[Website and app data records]
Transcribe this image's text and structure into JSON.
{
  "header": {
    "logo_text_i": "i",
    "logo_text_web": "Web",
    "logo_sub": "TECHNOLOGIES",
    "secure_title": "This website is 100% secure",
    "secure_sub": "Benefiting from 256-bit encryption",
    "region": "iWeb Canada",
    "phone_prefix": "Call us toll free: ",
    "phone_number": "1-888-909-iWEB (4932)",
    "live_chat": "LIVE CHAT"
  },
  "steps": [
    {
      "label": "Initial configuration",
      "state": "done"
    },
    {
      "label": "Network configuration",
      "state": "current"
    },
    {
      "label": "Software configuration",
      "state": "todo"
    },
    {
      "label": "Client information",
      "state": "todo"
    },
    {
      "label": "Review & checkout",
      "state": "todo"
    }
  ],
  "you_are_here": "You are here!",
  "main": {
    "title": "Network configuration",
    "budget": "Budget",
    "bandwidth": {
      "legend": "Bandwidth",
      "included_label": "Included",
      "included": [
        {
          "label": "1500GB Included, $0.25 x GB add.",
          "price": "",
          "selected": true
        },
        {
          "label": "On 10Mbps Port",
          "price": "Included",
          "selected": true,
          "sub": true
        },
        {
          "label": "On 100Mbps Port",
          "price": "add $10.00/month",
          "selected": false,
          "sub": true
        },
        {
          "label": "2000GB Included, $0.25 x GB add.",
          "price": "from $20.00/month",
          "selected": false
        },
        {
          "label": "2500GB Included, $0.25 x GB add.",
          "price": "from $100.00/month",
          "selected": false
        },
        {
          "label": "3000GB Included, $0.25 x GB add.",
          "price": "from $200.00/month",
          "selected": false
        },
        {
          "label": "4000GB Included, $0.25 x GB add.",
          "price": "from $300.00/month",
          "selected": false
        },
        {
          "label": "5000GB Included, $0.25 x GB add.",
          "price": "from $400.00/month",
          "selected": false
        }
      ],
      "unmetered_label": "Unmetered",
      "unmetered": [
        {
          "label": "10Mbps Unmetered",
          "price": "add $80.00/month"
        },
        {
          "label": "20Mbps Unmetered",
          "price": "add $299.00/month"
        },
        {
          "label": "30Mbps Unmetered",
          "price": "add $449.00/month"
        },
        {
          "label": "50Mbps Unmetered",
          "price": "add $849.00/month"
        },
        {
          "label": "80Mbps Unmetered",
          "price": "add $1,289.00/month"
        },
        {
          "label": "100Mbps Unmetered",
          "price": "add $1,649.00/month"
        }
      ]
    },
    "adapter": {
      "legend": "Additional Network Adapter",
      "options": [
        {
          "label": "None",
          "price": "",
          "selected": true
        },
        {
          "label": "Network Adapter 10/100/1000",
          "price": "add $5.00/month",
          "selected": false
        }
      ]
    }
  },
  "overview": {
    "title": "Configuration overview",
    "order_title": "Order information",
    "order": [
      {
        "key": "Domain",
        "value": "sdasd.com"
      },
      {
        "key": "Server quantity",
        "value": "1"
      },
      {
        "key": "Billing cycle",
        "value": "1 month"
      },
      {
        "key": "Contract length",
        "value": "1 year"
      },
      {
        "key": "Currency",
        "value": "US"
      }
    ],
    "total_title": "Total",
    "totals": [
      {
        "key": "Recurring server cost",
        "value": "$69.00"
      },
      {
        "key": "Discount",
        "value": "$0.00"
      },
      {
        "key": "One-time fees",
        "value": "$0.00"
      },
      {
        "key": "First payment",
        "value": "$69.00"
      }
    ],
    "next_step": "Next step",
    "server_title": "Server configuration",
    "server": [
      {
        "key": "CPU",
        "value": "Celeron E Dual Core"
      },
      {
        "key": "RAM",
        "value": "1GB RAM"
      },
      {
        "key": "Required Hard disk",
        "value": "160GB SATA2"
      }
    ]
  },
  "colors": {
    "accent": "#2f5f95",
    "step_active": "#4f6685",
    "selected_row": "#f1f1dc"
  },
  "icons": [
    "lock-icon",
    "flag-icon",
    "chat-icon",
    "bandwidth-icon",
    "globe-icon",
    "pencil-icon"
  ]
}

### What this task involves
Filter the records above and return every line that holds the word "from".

### Written solution
    "secure_sub": "Benefiting from 256-bit encryption",
          "price": "from $20.00/month",
          "price": "from $100.00/month",
          "price": "from $200.00/month",
          "price": "from $300.00/month",
          "price": "from $400.00/month",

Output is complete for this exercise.